The frustration came through the idea of attachment and ownership. The pressure comes from the dealership having what the customer wants (that specific car that the customer now feels emotionally attached to), the customer having the money (that the salesman also is emotionally attached to). Let’s be fair, most of us are attached emotionally somehow, even if it’s in the form of resistance to money. The dealerships fight out deals amongst themselves as they have what another wants. The competition is fierce and the fight is on, the customer in the least knowledgeable and smallest position having to hold their own in this big unknown world. My challenge in buying this car was to stay out of the fight, for ownership, the stories of gaining and losing, having and not having, mine and yours and stay true to my belief system that having is connected together and when we stay out of the stories it can land effortlessly.
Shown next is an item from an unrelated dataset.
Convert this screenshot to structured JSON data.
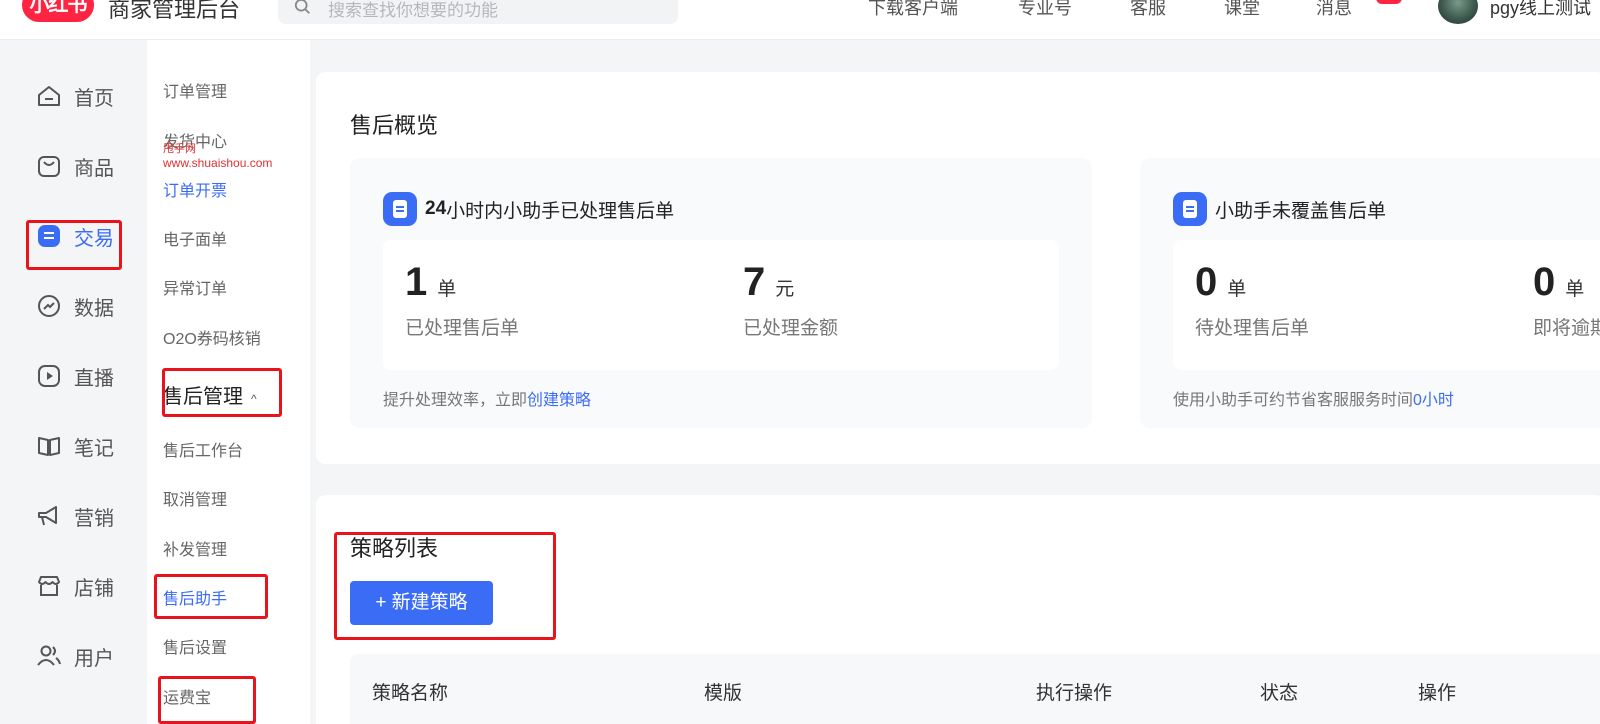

The story of buying a car is really quite simple. I want a particular car that will serve my needs and support my life journey; it is in existence and there is a price (dollar amount) that I must pay. Where it is and what that amount is does not need to be difficult. It’s only in the connection with the chaos, the stories that are spinning around us that make it difficult. If we stay centred and true to what we know then it lines up, all in universal order. There is no need for us to control anything or force anything. We just need to do what feels easy and desirable in that moment. When we find our self not in that joyful moment, caught in the chaos it is our responsibility to stop what we are doing and find our way back before we engage further. This is the practice of life! Let’s enjoy the ride…and for me, it will be in a sporty little green Accent bombing around town.